Work instructions
Every line in the material below that includes "JSON" should be copied.

Records for this task
..............................

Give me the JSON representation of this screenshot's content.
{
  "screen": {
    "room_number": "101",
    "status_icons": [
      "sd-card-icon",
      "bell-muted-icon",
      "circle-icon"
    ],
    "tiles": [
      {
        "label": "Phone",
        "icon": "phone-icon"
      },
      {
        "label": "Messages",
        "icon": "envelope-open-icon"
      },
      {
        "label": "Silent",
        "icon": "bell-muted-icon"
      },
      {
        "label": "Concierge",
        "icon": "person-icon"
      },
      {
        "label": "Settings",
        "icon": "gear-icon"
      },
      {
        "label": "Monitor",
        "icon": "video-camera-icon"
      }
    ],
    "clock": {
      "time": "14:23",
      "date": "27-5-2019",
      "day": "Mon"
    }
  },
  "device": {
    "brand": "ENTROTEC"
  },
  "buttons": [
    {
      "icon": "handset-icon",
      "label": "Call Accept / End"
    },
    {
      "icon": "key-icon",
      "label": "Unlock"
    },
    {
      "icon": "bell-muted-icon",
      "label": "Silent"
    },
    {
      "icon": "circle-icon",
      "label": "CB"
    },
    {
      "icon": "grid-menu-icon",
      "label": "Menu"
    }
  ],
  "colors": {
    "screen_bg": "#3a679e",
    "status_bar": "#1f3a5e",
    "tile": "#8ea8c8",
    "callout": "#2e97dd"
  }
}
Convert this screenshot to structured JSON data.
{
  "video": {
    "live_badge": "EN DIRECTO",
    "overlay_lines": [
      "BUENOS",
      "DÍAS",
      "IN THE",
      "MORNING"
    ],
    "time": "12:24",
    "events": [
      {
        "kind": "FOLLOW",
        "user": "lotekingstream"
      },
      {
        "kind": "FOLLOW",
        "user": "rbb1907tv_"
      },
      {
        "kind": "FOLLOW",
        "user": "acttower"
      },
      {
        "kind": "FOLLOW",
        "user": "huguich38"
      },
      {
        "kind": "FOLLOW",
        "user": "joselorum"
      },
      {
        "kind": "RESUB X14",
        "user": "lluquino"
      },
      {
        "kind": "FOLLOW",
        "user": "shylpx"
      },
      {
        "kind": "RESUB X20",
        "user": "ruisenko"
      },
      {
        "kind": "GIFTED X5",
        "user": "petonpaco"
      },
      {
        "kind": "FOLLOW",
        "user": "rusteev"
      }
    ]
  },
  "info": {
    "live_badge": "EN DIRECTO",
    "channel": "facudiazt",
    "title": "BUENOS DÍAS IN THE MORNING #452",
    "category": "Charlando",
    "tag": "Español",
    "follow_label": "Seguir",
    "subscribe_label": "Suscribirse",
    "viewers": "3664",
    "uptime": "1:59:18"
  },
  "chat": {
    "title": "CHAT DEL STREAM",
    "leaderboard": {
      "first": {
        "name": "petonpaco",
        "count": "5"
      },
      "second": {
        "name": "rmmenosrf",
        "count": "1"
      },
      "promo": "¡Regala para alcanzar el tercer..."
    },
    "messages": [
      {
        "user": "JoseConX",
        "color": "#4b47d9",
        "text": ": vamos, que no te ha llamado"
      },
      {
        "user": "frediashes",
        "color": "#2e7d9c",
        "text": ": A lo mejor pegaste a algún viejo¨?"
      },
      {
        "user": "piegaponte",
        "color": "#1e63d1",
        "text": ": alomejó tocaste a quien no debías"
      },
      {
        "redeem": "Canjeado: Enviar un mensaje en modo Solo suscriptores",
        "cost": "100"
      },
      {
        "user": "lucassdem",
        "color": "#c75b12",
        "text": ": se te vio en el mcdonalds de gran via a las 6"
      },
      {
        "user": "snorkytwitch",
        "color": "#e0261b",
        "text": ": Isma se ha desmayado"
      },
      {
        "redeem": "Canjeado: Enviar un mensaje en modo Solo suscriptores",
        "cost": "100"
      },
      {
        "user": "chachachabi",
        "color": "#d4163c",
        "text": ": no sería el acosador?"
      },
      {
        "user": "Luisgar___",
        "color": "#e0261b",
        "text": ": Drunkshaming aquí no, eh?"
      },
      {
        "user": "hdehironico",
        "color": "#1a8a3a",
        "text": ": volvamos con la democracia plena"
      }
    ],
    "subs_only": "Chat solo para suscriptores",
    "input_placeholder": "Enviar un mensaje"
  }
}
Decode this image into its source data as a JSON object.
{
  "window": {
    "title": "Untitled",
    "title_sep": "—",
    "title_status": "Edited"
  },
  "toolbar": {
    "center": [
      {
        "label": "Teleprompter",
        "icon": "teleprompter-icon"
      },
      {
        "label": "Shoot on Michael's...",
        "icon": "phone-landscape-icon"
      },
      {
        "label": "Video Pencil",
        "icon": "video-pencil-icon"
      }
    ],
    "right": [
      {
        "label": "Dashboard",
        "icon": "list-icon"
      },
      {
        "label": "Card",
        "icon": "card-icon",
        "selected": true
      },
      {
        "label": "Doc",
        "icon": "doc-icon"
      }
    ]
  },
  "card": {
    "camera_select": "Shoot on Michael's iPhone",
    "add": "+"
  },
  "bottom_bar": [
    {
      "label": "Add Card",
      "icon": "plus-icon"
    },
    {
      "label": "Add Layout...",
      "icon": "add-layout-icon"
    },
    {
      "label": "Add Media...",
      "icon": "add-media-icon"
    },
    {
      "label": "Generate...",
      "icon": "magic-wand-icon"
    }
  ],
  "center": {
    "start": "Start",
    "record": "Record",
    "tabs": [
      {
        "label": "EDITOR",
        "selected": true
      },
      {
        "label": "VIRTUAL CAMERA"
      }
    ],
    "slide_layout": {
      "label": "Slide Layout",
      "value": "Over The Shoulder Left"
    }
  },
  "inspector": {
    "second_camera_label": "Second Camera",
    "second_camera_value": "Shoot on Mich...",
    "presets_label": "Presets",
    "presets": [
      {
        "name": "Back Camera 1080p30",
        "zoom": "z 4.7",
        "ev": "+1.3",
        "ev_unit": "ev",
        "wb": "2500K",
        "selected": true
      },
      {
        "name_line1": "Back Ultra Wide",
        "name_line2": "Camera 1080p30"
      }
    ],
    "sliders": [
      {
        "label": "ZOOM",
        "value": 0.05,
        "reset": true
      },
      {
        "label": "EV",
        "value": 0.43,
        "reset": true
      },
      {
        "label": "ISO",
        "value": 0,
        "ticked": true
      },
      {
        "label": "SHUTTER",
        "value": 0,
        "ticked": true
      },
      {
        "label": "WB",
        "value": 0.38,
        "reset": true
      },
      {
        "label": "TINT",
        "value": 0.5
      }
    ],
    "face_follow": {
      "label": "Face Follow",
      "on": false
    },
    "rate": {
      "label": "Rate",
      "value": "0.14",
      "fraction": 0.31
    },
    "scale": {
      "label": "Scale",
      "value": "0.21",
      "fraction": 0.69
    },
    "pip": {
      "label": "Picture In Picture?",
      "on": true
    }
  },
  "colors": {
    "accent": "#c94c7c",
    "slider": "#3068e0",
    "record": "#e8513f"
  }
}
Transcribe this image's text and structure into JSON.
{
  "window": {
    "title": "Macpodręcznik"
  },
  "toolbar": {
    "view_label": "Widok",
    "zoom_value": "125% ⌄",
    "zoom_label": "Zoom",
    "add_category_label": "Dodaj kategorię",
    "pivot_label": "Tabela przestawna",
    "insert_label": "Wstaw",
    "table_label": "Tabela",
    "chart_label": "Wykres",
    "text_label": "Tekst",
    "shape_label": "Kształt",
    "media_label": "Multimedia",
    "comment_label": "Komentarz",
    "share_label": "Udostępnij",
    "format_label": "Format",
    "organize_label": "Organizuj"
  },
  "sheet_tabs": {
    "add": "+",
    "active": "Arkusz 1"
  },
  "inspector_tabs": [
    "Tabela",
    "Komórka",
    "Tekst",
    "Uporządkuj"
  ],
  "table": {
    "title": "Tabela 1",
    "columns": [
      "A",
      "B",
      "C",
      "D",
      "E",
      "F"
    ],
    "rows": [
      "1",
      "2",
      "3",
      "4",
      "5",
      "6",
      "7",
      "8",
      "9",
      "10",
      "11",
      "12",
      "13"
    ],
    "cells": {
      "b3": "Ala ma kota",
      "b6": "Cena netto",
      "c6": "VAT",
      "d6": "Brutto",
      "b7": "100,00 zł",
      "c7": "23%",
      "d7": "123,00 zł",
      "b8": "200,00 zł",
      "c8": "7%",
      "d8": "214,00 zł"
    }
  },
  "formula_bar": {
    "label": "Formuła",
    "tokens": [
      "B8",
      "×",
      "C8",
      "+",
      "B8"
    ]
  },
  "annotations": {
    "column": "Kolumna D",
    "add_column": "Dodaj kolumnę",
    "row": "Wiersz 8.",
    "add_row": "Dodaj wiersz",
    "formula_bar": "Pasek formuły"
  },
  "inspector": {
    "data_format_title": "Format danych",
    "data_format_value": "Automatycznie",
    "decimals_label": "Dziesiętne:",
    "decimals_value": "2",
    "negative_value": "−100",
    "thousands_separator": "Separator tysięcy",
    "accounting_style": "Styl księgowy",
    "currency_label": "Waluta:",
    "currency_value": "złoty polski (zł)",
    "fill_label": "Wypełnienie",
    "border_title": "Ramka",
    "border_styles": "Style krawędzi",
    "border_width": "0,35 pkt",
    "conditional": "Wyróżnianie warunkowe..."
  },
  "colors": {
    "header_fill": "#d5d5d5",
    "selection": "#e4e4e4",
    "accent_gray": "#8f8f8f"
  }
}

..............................

Result below
Give me the JSON representation of this screenshot's content.
Convert this screenshot to structured JSON data.
Decode this image into its source data as a JSON object.
Transcribe this image's text and structure into JSON.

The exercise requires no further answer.